Opposition leaders and several thousand nationalists hoped to use the statue as a gathering point for an antigovernment rally on the anniversary, but the government moved swiftly to crush preparations for it.
With Kazakh nationalism having become mostly the purview of the anti-Russia opposition here, the government has had to use other avenues to promote a coherent national identity. That is no small challenge in this country of 17 million people who span 80 different ethnicities and nearly as many religions -- a direct legacy of the Soviet Union's use of Kazakhstan as a holding pen for prisoners, dissidents and people who did not fit in the Russian mainstream.
Popular culture has been one tool of choice, especially through the government-financed movie studio KazakhFilm, which has a near monopoly on the country's film industry. This year the studio released its biggest hit yet, a historical piece called ''Nomad'' that delved into distant history, telling the little-known story of an ancient battle to give an uplifting view of Kazakh identity. The film, a $34.5 million production, broke box-office records in Kazakhstan, grossing more than $1 million here and also doing well in Russia.

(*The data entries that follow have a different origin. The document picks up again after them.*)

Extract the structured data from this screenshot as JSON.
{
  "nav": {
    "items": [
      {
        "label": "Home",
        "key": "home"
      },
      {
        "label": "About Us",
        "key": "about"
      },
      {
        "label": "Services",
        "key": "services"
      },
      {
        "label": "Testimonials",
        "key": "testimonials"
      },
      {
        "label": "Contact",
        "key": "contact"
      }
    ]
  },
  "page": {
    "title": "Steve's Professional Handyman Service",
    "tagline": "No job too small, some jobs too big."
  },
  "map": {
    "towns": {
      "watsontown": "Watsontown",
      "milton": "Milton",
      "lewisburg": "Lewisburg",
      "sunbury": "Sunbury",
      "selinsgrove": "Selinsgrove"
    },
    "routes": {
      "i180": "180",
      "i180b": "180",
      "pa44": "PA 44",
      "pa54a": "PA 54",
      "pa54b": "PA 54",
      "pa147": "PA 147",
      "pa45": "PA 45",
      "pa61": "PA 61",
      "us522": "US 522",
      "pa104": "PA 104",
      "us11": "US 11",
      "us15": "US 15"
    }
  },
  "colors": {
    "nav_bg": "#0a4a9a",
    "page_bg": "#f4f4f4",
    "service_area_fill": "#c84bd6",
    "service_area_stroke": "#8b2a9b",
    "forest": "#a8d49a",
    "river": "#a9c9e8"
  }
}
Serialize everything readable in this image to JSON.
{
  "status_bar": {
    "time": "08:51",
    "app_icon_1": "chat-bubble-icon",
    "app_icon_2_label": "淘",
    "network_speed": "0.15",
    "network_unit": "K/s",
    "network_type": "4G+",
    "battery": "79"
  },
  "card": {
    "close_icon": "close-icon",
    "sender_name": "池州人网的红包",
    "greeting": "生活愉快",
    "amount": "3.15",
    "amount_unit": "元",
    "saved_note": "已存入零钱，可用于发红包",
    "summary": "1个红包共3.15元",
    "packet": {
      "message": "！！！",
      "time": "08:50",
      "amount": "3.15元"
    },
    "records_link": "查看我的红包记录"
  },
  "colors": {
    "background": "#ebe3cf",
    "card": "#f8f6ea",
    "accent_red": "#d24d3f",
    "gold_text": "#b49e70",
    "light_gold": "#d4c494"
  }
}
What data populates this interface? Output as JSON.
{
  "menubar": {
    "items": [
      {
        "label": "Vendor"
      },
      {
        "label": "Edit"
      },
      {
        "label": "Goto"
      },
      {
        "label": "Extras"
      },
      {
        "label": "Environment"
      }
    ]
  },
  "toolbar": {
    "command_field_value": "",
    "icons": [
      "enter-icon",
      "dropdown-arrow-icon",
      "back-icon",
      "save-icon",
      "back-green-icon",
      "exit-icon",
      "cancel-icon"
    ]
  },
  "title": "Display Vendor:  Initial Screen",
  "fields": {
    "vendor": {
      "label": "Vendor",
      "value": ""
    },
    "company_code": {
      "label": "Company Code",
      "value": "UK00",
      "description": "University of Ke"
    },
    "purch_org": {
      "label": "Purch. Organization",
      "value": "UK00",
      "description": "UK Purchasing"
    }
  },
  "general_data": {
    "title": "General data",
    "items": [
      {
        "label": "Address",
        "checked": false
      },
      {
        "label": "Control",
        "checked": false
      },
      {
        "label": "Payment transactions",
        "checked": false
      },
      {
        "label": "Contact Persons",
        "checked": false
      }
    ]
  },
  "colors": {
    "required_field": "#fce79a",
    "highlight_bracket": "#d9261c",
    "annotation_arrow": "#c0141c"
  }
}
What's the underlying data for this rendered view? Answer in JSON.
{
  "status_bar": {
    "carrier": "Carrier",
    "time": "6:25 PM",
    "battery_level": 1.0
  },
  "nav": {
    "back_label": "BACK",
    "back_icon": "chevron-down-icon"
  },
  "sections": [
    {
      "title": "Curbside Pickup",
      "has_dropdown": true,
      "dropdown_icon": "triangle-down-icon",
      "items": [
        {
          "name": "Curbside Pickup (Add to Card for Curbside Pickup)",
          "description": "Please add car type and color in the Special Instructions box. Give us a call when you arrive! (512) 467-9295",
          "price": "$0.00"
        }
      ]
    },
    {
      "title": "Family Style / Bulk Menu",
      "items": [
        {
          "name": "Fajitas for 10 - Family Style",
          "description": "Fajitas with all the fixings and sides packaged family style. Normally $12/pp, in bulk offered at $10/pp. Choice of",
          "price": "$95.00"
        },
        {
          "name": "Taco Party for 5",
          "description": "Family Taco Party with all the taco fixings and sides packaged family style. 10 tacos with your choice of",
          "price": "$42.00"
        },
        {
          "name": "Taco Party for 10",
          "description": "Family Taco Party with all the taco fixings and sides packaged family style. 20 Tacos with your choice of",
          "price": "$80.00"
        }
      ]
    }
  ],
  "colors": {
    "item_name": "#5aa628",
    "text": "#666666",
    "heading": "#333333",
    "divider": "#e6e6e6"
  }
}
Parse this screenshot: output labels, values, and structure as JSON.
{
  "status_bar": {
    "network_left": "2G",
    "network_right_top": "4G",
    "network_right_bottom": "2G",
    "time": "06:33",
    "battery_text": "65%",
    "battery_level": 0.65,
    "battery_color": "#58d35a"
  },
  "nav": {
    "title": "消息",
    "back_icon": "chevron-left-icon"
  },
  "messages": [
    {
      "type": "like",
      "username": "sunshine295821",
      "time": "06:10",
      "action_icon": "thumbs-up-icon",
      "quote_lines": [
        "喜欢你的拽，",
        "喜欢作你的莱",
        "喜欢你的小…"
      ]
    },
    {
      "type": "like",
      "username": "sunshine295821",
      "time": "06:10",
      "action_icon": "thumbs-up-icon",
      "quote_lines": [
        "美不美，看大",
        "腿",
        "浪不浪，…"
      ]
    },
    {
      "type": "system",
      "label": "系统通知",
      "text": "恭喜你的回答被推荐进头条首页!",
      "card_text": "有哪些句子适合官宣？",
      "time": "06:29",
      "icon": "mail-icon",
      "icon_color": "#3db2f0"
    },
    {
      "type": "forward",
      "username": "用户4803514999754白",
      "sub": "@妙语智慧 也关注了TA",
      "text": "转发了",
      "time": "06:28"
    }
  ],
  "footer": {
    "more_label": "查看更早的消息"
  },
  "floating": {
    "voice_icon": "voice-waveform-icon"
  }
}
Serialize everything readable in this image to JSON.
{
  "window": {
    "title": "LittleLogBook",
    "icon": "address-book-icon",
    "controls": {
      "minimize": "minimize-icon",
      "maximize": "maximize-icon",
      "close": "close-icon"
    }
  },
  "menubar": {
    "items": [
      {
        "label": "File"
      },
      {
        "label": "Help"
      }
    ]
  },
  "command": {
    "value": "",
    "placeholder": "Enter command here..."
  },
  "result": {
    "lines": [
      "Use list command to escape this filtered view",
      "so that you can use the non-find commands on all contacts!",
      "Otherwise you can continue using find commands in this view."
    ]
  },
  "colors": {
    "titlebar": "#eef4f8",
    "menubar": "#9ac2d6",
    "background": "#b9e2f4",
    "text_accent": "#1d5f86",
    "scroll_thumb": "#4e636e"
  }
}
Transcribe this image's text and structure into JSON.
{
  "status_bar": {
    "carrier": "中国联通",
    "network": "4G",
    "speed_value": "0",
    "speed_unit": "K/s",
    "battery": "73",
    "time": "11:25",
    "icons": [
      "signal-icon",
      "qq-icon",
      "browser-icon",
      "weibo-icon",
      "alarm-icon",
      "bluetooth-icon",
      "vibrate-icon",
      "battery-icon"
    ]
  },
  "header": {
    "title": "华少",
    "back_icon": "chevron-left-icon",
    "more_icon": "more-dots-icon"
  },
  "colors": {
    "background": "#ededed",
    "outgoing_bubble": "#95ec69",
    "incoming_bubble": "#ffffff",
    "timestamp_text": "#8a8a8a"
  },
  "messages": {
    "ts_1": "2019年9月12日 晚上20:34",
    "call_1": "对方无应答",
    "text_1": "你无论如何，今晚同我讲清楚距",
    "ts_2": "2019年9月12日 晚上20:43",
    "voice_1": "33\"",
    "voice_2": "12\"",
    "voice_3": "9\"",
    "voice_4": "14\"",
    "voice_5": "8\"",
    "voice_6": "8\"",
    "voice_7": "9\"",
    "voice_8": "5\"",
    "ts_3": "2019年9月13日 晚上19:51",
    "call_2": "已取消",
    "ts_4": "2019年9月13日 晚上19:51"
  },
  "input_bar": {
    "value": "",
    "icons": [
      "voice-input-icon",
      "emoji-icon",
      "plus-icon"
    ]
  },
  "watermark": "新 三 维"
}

Despite the huge expense of such historical movies, KazakhFilm plans more. But the company's chief executive, Talgat Temenov, says that none will be set in the 20th century.
''The Kazakh people have a tragic history, but with a movie like 'Nomad,' people can feel a sense of pride,'' he said. ''Film is an art and should not be a political tool, but at the same time we need to respect what history can do to people's psychology.''
Steven A. Barnes, an assistant professor of history at George Mason University who has studied the gulags in Karaganda, insists that history's relevance to society is exactly why remembering Kazakhstan's painful gulag past is so important.
''In the post-Soviet space, the trip from remembering to forgetting has been remarkably swift,'' he said. ''Perhaps such public forgetting would seem less problematic if not for the fact that it enables strong, authoritarian rule that clamps down on basic human rights like freedom of speech and the right of assembly.''